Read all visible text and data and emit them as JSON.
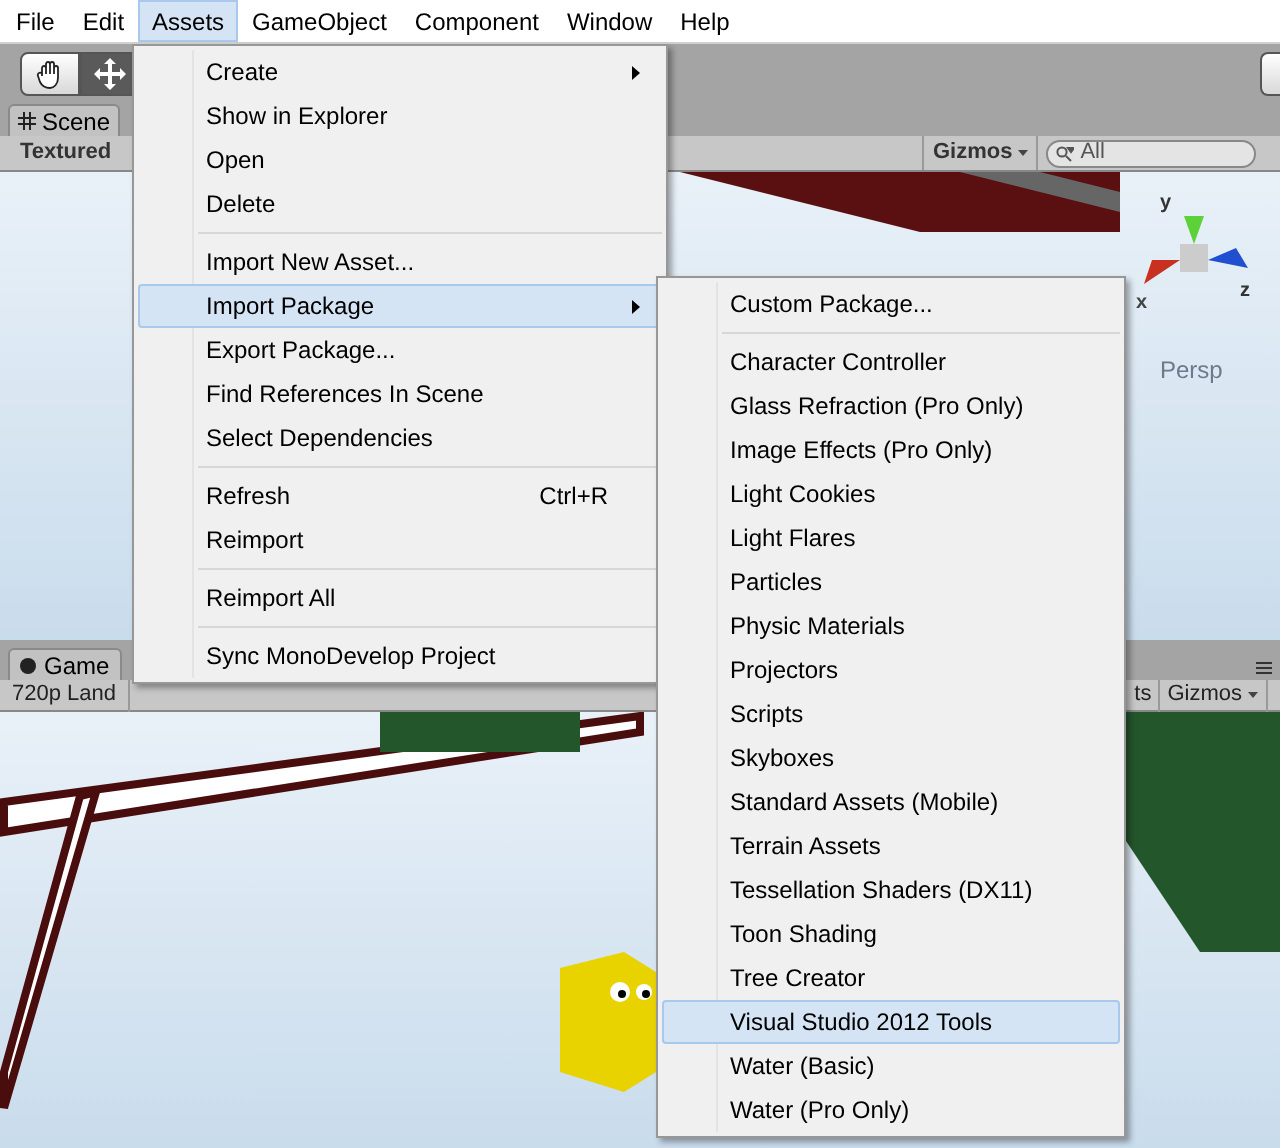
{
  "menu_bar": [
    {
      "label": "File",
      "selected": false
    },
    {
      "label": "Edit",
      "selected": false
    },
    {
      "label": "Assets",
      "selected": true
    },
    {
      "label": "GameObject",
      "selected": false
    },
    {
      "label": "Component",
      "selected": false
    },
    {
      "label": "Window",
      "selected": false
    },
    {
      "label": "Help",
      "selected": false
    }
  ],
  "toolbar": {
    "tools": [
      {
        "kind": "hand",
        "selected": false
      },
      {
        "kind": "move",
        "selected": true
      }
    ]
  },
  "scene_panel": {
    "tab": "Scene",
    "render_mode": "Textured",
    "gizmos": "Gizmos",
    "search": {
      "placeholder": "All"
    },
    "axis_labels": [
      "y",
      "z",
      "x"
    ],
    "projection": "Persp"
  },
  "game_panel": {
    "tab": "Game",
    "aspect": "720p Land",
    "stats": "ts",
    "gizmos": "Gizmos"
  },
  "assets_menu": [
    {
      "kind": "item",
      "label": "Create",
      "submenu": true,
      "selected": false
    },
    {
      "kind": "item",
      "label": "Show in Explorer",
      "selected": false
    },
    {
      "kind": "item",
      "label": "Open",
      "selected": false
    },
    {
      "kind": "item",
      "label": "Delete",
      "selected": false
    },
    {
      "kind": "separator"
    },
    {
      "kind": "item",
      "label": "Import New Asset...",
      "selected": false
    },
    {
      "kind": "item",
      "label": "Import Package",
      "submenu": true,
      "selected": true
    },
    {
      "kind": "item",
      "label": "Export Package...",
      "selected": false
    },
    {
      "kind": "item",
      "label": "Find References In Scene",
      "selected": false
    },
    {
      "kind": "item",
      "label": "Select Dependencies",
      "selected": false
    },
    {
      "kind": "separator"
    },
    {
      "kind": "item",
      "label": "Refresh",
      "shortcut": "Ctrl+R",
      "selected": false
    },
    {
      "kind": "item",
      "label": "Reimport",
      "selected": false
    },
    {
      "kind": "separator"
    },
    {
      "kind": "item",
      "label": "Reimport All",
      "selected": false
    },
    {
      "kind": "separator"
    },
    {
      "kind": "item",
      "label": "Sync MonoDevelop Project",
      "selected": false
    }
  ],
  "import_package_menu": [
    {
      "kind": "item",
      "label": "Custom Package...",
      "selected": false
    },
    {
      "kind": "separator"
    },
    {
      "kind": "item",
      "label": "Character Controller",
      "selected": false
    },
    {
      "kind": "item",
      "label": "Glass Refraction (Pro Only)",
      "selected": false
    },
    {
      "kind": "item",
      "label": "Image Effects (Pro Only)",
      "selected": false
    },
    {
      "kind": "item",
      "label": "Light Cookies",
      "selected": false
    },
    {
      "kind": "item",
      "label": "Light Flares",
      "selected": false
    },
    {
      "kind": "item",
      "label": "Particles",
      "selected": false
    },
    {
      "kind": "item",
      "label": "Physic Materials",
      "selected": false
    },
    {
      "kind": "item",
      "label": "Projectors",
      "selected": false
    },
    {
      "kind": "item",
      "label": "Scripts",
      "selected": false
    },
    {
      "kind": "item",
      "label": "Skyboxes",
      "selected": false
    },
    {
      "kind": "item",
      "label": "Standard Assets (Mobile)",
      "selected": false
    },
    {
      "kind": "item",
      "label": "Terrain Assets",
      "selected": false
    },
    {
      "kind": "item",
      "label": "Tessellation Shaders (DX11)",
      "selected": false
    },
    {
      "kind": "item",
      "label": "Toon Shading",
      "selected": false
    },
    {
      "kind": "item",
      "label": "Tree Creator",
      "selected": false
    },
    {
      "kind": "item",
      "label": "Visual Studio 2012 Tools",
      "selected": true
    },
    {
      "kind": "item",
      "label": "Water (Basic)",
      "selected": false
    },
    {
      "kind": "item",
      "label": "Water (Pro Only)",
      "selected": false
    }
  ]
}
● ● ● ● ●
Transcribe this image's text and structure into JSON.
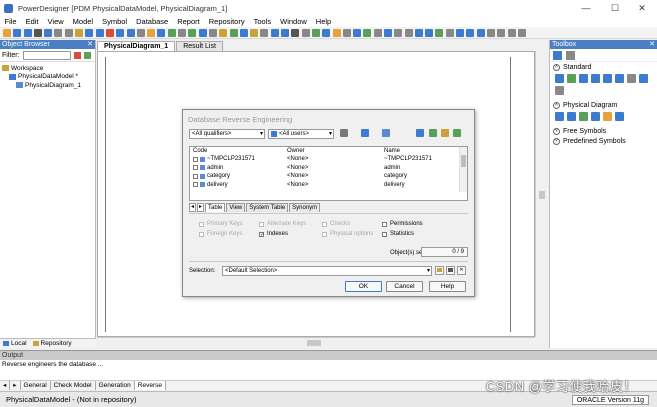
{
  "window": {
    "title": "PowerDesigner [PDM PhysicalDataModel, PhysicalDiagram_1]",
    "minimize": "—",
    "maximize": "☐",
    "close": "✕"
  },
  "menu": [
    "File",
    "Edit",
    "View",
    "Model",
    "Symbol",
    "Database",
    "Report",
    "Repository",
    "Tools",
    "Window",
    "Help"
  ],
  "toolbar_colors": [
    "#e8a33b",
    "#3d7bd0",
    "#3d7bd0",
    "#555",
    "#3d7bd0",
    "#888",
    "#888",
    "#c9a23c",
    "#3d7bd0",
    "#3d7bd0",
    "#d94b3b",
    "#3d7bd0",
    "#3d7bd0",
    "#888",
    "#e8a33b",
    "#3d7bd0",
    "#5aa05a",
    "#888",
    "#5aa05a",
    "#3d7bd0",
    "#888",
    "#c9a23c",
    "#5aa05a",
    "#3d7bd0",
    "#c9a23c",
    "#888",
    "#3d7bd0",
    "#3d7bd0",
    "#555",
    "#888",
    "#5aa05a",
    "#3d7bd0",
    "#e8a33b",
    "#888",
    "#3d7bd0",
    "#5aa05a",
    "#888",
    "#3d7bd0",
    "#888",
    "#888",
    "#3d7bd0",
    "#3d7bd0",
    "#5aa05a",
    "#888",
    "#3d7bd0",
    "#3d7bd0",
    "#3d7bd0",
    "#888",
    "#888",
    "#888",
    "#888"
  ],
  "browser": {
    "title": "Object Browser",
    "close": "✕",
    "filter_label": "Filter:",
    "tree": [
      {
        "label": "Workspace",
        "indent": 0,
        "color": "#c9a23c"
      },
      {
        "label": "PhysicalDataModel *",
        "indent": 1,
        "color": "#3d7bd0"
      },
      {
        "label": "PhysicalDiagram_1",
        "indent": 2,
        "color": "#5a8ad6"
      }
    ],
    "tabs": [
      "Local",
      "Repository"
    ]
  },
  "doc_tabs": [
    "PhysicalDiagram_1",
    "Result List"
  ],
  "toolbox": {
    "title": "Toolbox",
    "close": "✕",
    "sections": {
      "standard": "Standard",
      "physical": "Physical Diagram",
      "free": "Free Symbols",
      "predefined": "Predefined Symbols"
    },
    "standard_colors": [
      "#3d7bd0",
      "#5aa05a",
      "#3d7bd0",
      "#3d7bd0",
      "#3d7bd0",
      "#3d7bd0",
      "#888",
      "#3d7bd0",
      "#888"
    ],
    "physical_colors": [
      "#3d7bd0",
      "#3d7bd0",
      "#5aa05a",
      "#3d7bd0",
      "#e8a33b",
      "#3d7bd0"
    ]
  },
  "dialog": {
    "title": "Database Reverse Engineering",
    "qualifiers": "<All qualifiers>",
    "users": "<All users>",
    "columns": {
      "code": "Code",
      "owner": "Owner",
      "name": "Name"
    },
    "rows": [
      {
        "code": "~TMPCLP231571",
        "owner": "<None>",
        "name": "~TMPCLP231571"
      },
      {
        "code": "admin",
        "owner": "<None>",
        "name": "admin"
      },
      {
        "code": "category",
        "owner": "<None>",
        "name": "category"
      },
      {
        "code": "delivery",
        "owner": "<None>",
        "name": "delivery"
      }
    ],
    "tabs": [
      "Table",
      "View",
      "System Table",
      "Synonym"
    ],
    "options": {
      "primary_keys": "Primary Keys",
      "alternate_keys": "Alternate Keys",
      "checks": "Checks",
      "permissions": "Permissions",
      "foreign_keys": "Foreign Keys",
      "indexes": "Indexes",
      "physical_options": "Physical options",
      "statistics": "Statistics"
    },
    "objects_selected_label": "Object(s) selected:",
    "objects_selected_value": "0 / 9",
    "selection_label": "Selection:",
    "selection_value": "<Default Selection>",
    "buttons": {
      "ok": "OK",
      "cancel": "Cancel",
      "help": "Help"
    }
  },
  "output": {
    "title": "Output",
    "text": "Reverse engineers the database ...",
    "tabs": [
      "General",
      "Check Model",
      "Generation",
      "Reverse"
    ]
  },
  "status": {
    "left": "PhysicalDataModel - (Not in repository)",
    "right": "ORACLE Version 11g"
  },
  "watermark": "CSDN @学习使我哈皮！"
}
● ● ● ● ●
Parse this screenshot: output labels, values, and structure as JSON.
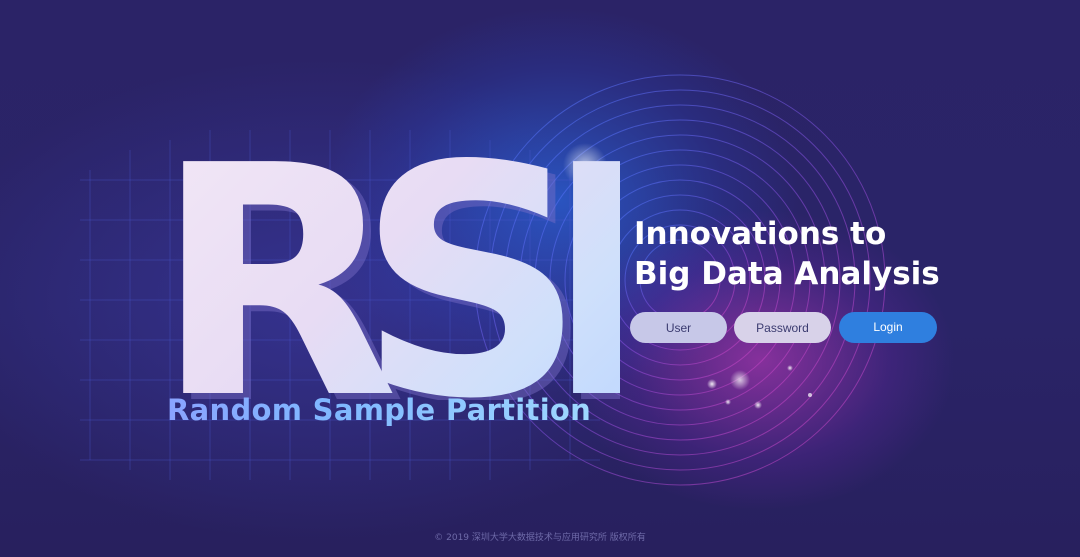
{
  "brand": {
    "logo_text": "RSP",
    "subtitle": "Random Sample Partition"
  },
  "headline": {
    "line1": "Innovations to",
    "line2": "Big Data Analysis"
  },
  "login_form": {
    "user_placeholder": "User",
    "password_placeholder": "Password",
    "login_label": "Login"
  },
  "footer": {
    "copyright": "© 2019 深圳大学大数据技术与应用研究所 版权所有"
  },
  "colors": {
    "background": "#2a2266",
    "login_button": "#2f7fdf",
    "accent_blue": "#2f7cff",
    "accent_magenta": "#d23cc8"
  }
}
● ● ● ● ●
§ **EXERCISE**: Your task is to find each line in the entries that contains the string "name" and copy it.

§ **ANSWER BELOW**:
      "name": "Name"
        "name": "~TMPCLP231571"
        "name": "admin"
        "name": "category"
        "name": "delivery"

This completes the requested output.